While many industries and fields require continued, mandated education, the discipline of cyber-security isn’t one of them. For security professionals, it doesn’t take long for a skills gap to widen. Cyber-criminals—and their tactics—continuously evolve, but all too often the same defenses are kept in play. By the time a threat is detected, it’s too late: employees have unwittingly given up information or company funds, customer data has been swiped or confidential (and compromising) information has been leaked.
IT security breaches are all too often a matter of if, not when, but there are ways to minimize the risk your organization faces. One way is to keep current with the latest trends in cyber-crime and learn how to recognize a threat early on.
Customers, partners and employees of SecureAuth, which focuses on adaptive access control, now have a means to fortify their cyber-defense skills. SecureAuth University is a continuing education program that combines e-learning and instructor-led courses.
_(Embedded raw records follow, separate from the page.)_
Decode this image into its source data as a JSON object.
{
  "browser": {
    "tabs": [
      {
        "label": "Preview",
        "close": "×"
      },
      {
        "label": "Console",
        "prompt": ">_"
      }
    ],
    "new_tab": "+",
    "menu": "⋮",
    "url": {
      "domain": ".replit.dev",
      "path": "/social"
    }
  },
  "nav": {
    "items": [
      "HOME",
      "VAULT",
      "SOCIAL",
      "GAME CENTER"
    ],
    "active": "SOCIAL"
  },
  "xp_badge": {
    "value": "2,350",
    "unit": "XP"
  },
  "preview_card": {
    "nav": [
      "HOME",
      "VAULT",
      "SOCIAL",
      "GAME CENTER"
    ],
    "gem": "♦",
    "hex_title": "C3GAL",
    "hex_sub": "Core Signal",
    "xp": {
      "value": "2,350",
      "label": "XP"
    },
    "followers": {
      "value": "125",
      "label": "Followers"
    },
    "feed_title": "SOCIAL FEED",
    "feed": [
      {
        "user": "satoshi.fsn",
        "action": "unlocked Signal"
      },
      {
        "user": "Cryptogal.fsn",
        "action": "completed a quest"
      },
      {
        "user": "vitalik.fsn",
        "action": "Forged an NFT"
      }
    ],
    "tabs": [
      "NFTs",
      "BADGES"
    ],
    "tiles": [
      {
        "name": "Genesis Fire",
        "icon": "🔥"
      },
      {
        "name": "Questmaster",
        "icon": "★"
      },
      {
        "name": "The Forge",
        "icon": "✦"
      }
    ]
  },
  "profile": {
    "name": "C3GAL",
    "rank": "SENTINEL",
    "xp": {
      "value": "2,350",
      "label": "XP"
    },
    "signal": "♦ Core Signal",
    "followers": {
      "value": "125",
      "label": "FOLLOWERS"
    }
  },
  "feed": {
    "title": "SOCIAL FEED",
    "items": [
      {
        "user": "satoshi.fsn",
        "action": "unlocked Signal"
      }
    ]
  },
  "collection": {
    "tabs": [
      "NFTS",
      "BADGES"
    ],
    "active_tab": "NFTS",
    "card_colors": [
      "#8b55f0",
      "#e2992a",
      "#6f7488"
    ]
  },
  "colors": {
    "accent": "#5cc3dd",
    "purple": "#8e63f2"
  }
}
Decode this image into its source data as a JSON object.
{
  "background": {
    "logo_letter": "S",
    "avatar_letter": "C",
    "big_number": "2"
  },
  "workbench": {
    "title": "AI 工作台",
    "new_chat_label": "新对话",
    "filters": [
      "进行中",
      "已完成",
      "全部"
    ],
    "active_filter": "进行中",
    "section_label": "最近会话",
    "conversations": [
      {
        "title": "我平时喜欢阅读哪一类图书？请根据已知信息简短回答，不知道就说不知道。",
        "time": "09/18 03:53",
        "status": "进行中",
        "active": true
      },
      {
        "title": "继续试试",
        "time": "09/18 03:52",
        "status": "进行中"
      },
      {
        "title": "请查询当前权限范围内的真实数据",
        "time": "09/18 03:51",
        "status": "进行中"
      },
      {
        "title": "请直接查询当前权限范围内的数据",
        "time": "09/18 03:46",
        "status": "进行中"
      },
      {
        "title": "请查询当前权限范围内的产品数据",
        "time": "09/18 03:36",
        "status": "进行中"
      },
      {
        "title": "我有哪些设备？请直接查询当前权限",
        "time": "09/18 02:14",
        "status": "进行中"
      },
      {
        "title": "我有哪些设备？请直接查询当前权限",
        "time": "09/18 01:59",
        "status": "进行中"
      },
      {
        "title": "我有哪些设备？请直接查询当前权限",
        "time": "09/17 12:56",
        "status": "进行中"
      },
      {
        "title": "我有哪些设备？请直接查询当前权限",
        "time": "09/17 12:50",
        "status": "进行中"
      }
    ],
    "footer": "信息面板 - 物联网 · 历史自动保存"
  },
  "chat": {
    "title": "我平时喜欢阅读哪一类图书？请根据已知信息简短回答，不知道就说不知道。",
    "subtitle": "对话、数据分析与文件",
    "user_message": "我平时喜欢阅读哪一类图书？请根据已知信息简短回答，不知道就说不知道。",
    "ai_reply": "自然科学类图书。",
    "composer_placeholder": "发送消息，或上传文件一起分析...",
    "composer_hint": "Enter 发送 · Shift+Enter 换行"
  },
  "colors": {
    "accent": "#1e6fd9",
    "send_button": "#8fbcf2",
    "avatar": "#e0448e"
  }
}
SecureAuth University offers certification for three levels of cyber-security professionals: administrator, advanced administrator and developer.
Back to School for Security Pros
“While there are many industries that provide, and in fact mandate continuing education–namely the legal and financial sectors–such programs are severely lacking within the cyber-security field,” said Rohit Khanna, senior vice president of Customer Success at SecureAuth.
“With the rapid evolution of attack tactics, the cyber-security industry must hold itself to a higher standard. By earning a certification through SecureAuth University, security professionals can demonstrate their skills and expertise not only within the SecureAuth ecosystem, but also within the cyber-security industry at large.”
According to SecureAuth, the school provides:
*A greater understanding of current methods used in cyber-attacks, and how to recognize the early stages of a breach.
*Education on layering adaptive authentication methods such as, device recognition, analysis of the physical location of the user, or continuous authentication such as behavioral biometrics to verify the identity of the user.
*The value in threat services to determine remote access request risks.
*How to increase cyber-security while maintaining frictionless user experience, enabling activity; and how flexible workflows can be used to tailor security levels for different use cases.
“There is clearly a disconnect for many C-level executives who don’t ‘get’ cyber-security,” Khanna said.
This article was originally published on 08-19-2016